Facebook has not passed a single complaint about suspected paedophiles grooming vulnerable child users to police, the head of an organisation safeguarding youngsters online said yesterday.
Jim Gamble, who heads the Child Exploitation and Online Protection Centre (Ceop), said he had "real concerns" about the social networking site's work to protect children. He challenged the company to reveal evidence that its staff are working to disrupt devious criminals and bullies who lurk online.
Mr Gamble said investigators received 252 complaints about sexual grooming, bullying and hacking from Facebook users in the first three months of this year, but none of these had been provided by the company itself. His comments are the latest salvo in an increasingly bitter feud over Facebook's refusal to add a "panic" button to its site's most popular pages. Ceop wants the button, which enables users to report abuse, to be given prominent use.
Mr Gamble was speaking ahead of his crunch meeting with Facebook bosses in Washington DC on Monday, where he will call for them to break the deadlock. "Facebook say their system is robust and we have no reason not to believe them," he said yesterday. "Our reports are increasing monthly. In the first quarter of this year we have had 252 complaints about Facebook. None came direct from Facebook. If their system is so robust and they are receiving so many reports and concerns from young people, then where are they?"
He added that the number of reports linked to Facebook is soaring, with the latest number of complaints almost equalling the 297 received in 2009. He said the company was good at removing pornography and obscene content, as it is required to do so by law in the US.
"I believe Facebook confuse their approach to content with their approach to behaviour and that is the root of the problem," he said. "That is where predators go online, engage the young and vulnerable, and lure them offline where they can abuse them. In many cases young people in the online environment are bullied to the point of suicide."
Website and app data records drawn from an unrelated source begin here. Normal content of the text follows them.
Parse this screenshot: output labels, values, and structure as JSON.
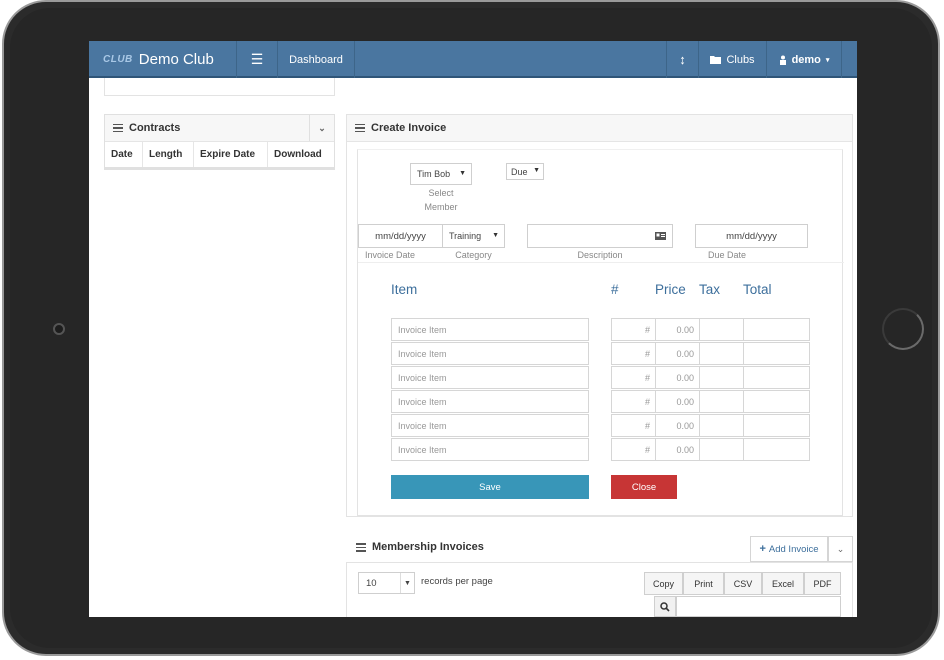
{
  "nav": {
    "logo_text": "CLUB",
    "brand_name": "Demo Club",
    "dashboard_label": "Dashboard",
    "clubs_label": "Clubs",
    "user_label": "demo",
    "accent_color": "#4a76a0"
  },
  "contracts": {
    "title": "Contracts",
    "columns": [
      "Date",
      "Length",
      "Expire Date",
      "Download"
    ]
  },
  "create_invoice": {
    "title": "Create Invoice",
    "member_value": "Tim Bob",
    "member_label_1": "Select",
    "member_label_2": "Member",
    "status_value": "Due",
    "invoice_date_placeholder": "mm/dd/yyyy",
    "invoice_date_label": "Invoice Date",
    "category_value": "Training",
    "category_label": "Category",
    "description_label": "Description",
    "due_date_placeholder": "mm/dd/yyyy",
    "due_date_label": "Due Date",
    "headers": {
      "item": "Item",
      "qty": "#",
      "price": "Price",
      "tax": "Tax",
      "total": "Total"
    },
    "rows": [
      {
        "item": "Invoice Item",
        "qty": "#",
        "price": "0.00"
      },
      {
        "item": "Invoice Item",
        "qty": "#",
        "price": "0.00"
      },
      {
        "item": "Invoice Item",
        "qty": "#",
        "price": "0.00"
      },
      {
        "item": "Invoice Item",
        "qty": "#",
        "price": "0.00"
      },
      {
        "item": "Invoice Item",
        "qty": "#",
        "price": "0.00"
      },
      {
        "item": "Invoice Item",
        "qty": "#",
        "price": "0.00"
      }
    ],
    "save_label": "Save",
    "close_label": "Close",
    "save_color": "#3896b8",
    "close_color": "#c73535"
  },
  "membership_invoices": {
    "title": "Membership Invoices",
    "add_label": "Add Invoice",
    "records_value": "10",
    "records_label": "records per page",
    "export_buttons": [
      "Copy",
      "Print",
      "CSV",
      "Excel",
      "PDF"
    ]
  }
}
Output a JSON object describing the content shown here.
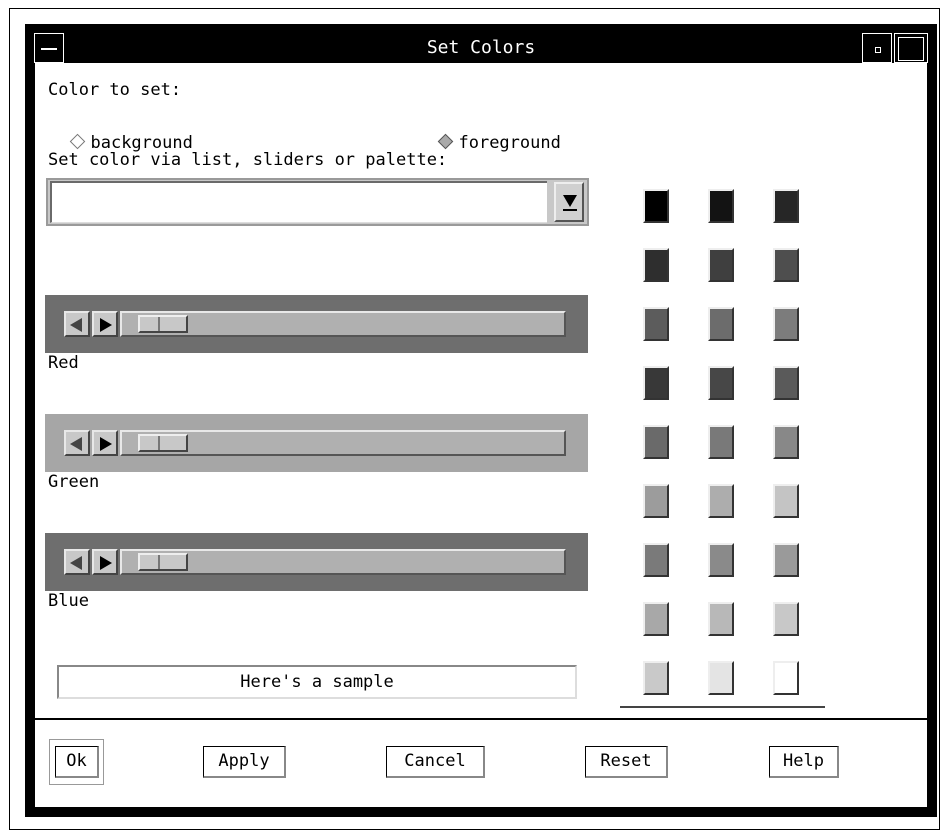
{
  "window": {
    "title": "Set Colors"
  },
  "color_to_set": {
    "label": "Color to set:",
    "options": [
      {
        "label": "background",
        "selected": false
      },
      {
        "label": "foreground",
        "selected": true
      }
    ]
  },
  "via_label": "Set color via list, sliders or palette:",
  "color_list": {
    "value": ""
  },
  "sliders": [
    {
      "label": "Red",
      "panel_color": "#6e6e6e",
      "value_fraction": 0.04
    },
    {
      "label": "Green",
      "panel_color": "#a6a6a6",
      "value_fraction": 0.04
    },
    {
      "label": "Blue",
      "panel_color": "#6e6e6e",
      "value_fraction": 0.04
    }
  ],
  "sample_text": "Here's a sample",
  "palette": [
    [
      "#000000",
      "#131313",
      "#262626"
    ],
    [
      "#2e2e2e",
      "#3f3f3f",
      "#4e4e4e"
    ],
    [
      "#5c5c5c",
      "#6c6c6c",
      "#7c7c7c"
    ],
    [
      "#383838",
      "#474747",
      "#5a5a5a"
    ],
    [
      "#6a6a6a",
      "#797979",
      "#888888"
    ],
    [
      "#9c9c9c",
      "#adadad",
      "#c4c4c4"
    ],
    [
      "#7a7a7a",
      "#8a8a8a",
      "#9a9a9a"
    ],
    [
      "#a8a8a8",
      "#b8b8b8",
      "#c8c8c8"
    ],
    [
      "#c9c9c9",
      "#e4e4e4",
      "#ffffff"
    ]
  ],
  "buttons": {
    "ok": "Ok",
    "apply": "Apply",
    "cancel": "Cancel",
    "reset": "Reset",
    "help": "Help"
  }
}
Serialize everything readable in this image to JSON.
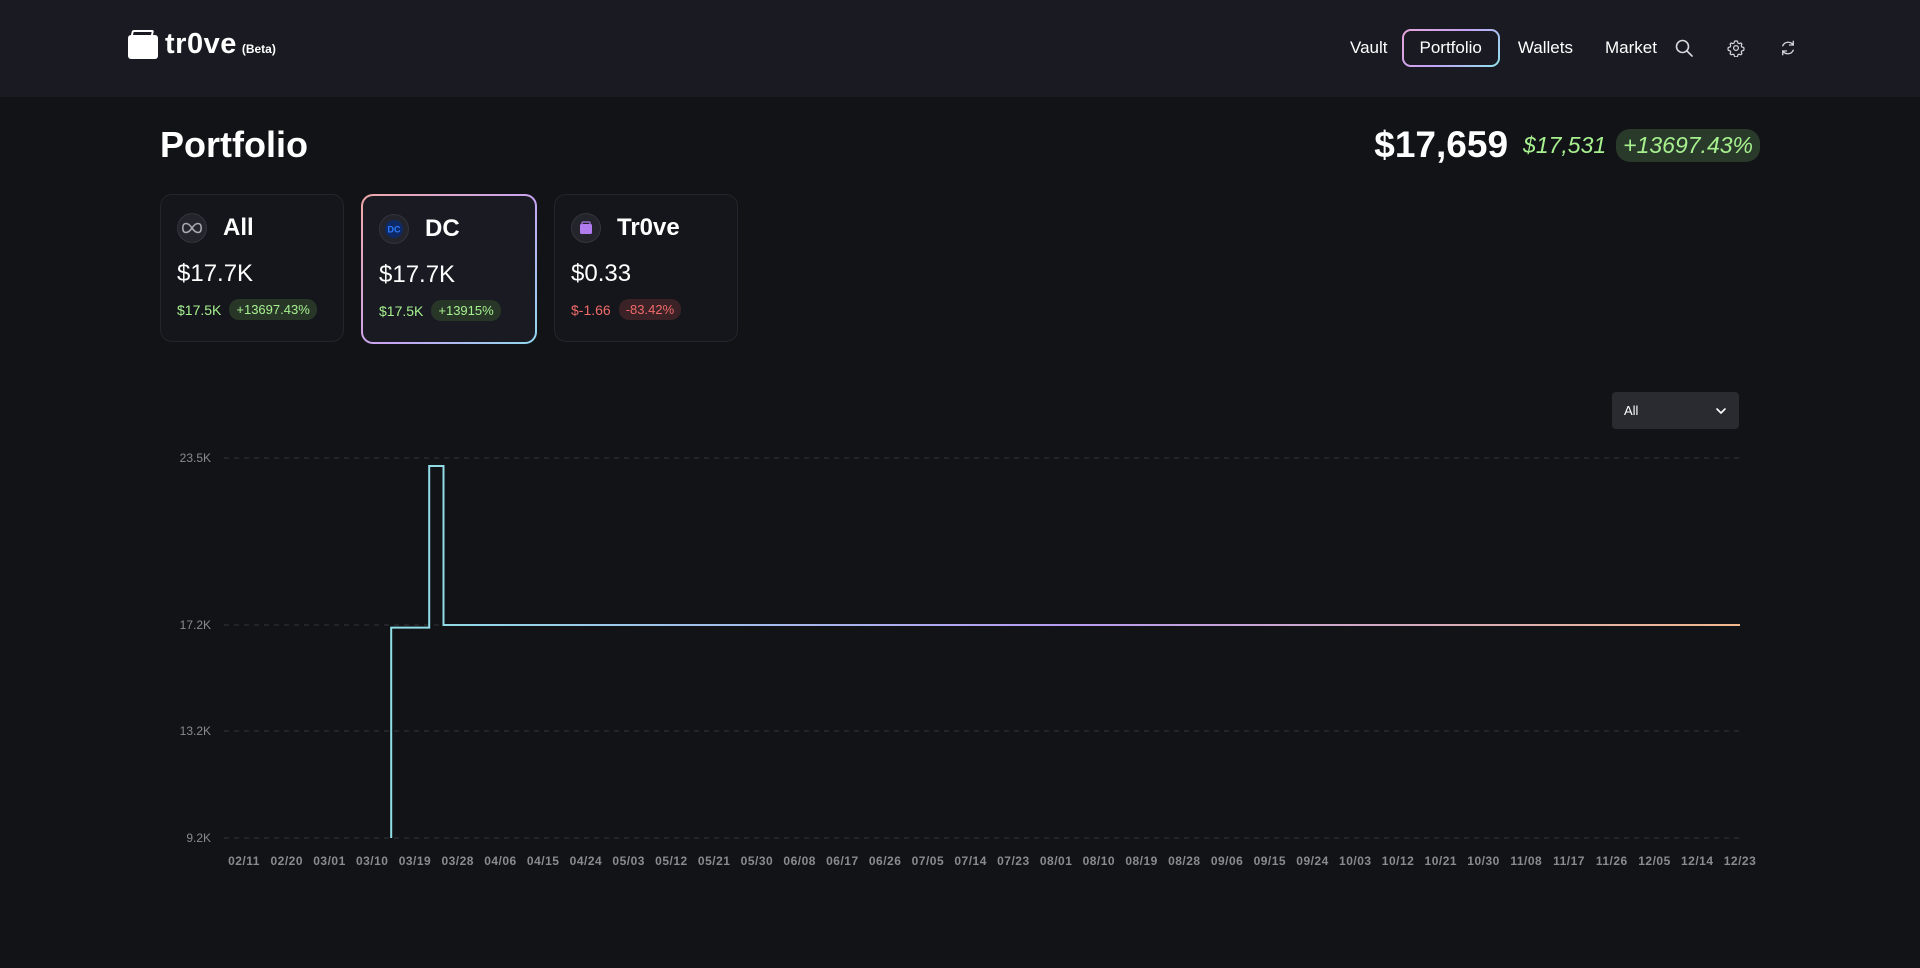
{
  "brand": {
    "name": "tr0ve",
    "tag": "(Beta)"
  },
  "nav": {
    "items": [
      {
        "label": "Vault",
        "active": false
      },
      {
        "label": "Portfolio",
        "active": true
      },
      {
        "label": "Wallets",
        "active": false
      },
      {
        "label": "Market",
        "active": false
      }
    ],
    "icons": [
      "search-icon",
      "gear-icon",
      "refresh-icon"
    ]
  },
  "header": {
    "title": "Portfolio",
    "total": "$17,659",
    "cost": "$17,531",
    "change": "+13697.43%"
  },
  "cards": [
    {
      "name": "All",
      "icon": "infinity-icon",
      "value": "$17.7K",
      "cost": "$17.5K",
      "change": "+13697.43%",
      "trend": "positive",
      "selected": false
    },
    {
      "name": "DC",
      "icon": "dc-logo-icon",
      "value": "$17.7K",
      "cost": "$17.5K",
      "change": "+13915%",
      "trend": "positive",
      "selected": true
    },
    {
      "name": "Tr0ve",
      "icon": "trove-wallet-icon",
      "value": "$0.33",
      "cost": "$-1.66",
      "change": "-83.42%",
      "trend": "negative",
      "selected": false
    }
  ],
  "range_select": {
    "value": "All"
  },
  "colors": {
    "positive": "#a6f08f",
    "negative": "#f06a6a",
    "line_start": "#8ee0e6",
    "line_mid": "#b79cf2",
    "line_end": "#f2b98d"
  },
  "chart_data": {
    "type": "line",
    "title": "",
    "xlabel": "",
    "ylabel": "",
    "y_ticks": [
      "9.2K",
      "13.2K",
      "17.2K",
      "23.5K"
    ],
    "y_tick_values": [
      9200,
      13200,
      17200,
      23500
    ],
    "x_ticks": [
      "02/11",
      "02/20",
      "03/01",
      "03/10",
      "03/19",
      "03/28",
      "04/06",
      "04/15",
      "04/24",
      "05/03",
      "05/12",
      "05/21",
      "05/30",
      "06/08",
      "06/17",
      "06/26",
      "07/05",
      "07/14",
      "07/23",
      "08/01",
      "08/10",
      "08/19",
      "08/28",
      "09/06",
      "09/15",
      "09/24",
      "10/03",
      "10/12",
      "10/21",
      "10/30",
      "11/08",
      "11/17",
      "11/26",
      "12/05",
      "12/14",
      "12/23"
    ],
    "grid": true,
    "series": [
      {
        "x": [
          "03/14",
          "03/14",
          "03/22",
          "03/22",
          "03/25",
          "03/25",
          "12/23"
        ],
        "y": [
          9200,
          17100,
          17100,
          23200,
          23200,
          17200,
          17200
        ]
      }
    ]
  }
}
Ceop receives up to 800 reports every month from internet users who suspect others of grooming, bullying, fraud or other crimes. Of 252 complaints about Facebook between January and March, two in five related to sexual grooming.